The phenomenon really kicked off during the NAVCAMS Toad Race and Softball Tournament, an event my parents organized in early 1982 to benefit the Navy Relief Society. Prior to the event Youngren and another guy Gene gathered at my parents’ home to come up with numbers and nicknames for all the Fields. My dad was #1 and dubbed “Headfield” because he was in charge. My mom was #1.5 and became “Mrs Headfield.” Youngren and his new wife Holly were #2 “Newlywedfield” and #2.5 “Mrs Newlywedfield.” Senior Chief Pat Bowen became #3 “Seniorfield.” Others got their nicknames for various reasons and became “Shortfield,” “Infield,” “Forcefield,” “Amazonfield,” “Busfield,” “Ralphfield,” “Waldofield,” “Weatherfield,” and “Pineapplefield.” The group was small at first and centered around the softball team entered into the tournament. My mom went downtown and purchased blue and white baseball jerseys - which became the trademark of The Fields. Each jersey was numbered and had the nickname of the person across the back.

The Fields team, organized by my mom with a combination of Fields and non-Fields, won the softball tournament and I am sure they celebrated later that night! Anyway, the group started wearing the jerseys EVERY DAY to the softball fields, to the 4-5-6 Club, to picnic outings at NAVFAC beach, to my baseball games, to NAVCAMS football games at Anderson AFB, etc… The outgoing Fields were always together and gained a lot of notice. You could not miss them! At the 4-5-6 Club my dad would yell, “Dead Field,” and they would all fall to the ground. The girls would all dance around the pool table when a Hook on Classics tune blared over the jukebox. Some people thought they were downright odd, but most folks were envious and wanted to join up. They did initiate many new members in coming months, often in crazy initiation ceremonies.

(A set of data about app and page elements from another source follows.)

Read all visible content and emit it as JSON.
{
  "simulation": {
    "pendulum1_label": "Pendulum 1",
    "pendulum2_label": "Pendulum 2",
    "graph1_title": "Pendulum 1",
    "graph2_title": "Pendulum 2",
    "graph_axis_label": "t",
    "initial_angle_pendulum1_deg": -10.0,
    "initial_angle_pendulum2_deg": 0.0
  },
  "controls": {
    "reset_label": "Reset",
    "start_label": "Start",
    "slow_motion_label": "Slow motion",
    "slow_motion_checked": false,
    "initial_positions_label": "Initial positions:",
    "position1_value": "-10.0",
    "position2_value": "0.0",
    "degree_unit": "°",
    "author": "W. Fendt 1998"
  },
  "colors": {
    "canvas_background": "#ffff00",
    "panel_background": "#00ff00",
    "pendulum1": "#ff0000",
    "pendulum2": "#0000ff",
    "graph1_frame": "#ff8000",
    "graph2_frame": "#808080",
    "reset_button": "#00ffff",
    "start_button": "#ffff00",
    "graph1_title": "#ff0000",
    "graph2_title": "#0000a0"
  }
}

When we left Guam in June 1982 the gang gathered and took the NAVCAMS bus to the airport. Most of the Fields were on hand to see us off and say goodbye. I’m sure the Fields survived a while without my parents, but slowly died out on Guam as folks transferred out. A reunion was scheduled for early 1984 at Mardi Gras in New Orleans, Louisiana, and many of the Fields including my parents were there. Back in Maryland I also remember being reunited with some of the Fields including Pat Bowen, Mary and Marty Heuser, and Mike Michelle. The Fields phenomenon on Guam was relatively short-lived, but I think most of the members had the craziest time of their lives!

Farewell Card & Signed Money